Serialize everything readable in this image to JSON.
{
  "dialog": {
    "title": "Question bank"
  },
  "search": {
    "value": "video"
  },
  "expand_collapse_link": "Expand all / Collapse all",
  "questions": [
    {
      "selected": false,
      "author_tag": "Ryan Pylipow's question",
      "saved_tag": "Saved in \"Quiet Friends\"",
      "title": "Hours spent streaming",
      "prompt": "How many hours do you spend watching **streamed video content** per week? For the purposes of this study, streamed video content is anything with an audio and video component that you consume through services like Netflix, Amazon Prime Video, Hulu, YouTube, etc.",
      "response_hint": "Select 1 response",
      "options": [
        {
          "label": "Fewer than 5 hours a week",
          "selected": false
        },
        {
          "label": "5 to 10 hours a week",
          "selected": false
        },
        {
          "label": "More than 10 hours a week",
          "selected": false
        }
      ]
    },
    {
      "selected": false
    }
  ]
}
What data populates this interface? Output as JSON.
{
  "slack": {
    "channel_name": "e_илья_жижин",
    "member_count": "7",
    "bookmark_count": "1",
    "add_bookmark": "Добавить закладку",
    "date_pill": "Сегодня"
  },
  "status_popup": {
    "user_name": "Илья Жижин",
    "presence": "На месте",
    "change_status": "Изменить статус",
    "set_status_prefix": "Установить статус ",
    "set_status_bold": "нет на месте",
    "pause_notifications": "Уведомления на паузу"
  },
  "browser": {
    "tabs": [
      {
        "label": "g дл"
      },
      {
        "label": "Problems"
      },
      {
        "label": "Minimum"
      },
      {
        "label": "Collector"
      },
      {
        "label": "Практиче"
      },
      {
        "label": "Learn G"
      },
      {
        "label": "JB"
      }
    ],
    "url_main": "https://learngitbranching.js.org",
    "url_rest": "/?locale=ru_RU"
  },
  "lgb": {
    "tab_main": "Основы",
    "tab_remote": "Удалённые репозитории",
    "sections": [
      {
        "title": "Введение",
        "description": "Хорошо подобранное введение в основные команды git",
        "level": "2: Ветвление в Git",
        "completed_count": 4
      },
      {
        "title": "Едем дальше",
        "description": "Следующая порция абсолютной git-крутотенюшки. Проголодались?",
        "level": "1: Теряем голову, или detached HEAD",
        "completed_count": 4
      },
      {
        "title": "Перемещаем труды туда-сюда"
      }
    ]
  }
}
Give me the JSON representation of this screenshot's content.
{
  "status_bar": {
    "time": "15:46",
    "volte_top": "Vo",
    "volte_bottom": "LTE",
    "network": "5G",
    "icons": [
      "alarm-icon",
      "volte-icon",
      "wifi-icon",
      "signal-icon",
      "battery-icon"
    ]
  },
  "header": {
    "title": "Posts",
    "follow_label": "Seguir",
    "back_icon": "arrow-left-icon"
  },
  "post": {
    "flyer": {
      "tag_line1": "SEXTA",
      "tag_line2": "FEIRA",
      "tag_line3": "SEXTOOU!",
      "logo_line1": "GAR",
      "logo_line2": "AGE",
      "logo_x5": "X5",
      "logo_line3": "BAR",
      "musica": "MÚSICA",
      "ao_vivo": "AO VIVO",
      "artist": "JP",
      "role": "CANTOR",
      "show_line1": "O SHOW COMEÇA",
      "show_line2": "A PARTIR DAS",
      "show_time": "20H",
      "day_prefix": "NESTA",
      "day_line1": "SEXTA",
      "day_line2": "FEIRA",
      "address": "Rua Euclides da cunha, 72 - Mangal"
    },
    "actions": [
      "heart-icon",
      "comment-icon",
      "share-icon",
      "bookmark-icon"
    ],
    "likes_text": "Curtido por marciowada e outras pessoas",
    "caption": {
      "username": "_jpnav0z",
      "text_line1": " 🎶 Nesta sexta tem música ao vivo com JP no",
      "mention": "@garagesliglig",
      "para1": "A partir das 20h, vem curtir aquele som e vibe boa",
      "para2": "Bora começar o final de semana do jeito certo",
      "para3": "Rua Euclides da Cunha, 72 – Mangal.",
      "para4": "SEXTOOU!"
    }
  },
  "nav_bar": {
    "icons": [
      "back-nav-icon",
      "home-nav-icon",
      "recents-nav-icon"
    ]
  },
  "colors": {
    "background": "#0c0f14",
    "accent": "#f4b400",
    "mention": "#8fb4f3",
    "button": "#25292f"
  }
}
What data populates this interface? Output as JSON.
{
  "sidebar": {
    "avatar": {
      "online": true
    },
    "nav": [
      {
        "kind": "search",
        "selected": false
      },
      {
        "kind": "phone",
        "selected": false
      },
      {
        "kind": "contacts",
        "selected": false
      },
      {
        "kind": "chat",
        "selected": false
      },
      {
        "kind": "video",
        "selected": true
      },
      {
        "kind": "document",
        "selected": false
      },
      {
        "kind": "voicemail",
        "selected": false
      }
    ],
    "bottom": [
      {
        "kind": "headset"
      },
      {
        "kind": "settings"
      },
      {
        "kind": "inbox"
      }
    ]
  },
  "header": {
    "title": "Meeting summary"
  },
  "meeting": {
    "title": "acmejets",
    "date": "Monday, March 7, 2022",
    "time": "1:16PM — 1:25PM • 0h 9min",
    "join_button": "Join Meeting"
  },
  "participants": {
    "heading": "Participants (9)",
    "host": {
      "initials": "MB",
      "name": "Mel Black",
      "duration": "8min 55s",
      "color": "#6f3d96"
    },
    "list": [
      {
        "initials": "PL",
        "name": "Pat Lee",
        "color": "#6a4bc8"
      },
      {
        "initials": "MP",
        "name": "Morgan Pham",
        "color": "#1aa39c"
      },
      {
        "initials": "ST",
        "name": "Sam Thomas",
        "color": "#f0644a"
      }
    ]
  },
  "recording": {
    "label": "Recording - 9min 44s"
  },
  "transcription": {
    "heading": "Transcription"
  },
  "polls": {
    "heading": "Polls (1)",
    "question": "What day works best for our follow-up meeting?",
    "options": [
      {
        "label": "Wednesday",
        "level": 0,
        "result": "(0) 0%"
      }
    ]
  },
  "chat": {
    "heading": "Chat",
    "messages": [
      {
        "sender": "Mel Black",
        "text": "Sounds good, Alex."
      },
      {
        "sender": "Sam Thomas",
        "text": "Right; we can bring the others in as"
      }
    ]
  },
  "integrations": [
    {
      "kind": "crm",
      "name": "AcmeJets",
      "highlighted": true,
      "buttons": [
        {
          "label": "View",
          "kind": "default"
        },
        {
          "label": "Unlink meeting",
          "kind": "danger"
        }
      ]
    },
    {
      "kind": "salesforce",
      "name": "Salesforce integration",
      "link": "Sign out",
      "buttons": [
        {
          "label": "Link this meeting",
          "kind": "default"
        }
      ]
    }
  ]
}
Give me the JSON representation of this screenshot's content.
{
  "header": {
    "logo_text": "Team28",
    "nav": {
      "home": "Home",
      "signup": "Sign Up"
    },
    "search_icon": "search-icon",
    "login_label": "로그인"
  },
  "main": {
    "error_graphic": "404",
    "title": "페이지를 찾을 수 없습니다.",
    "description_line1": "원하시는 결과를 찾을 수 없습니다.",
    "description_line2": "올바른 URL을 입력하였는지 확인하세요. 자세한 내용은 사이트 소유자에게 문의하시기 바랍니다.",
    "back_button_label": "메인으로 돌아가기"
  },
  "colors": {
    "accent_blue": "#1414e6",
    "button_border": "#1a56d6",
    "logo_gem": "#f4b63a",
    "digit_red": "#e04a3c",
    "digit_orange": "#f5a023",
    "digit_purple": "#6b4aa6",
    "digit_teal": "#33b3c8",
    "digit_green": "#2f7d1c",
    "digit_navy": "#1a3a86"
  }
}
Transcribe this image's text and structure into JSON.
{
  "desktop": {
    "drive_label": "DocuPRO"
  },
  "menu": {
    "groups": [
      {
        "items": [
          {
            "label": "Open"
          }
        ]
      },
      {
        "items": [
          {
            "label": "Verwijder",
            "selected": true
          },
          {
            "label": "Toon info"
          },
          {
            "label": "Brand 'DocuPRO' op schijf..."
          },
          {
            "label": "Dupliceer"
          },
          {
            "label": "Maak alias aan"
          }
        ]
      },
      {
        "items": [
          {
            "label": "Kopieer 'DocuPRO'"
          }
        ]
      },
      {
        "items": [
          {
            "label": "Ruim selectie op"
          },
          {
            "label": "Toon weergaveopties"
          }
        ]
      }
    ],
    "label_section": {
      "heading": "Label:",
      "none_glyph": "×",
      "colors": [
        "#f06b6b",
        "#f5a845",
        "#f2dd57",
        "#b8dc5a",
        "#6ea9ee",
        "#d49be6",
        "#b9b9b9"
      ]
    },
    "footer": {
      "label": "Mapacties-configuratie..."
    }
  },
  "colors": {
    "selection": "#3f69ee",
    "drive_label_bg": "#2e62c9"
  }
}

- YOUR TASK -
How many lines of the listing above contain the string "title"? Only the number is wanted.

- ANSWER TO THE EXERCISE -
9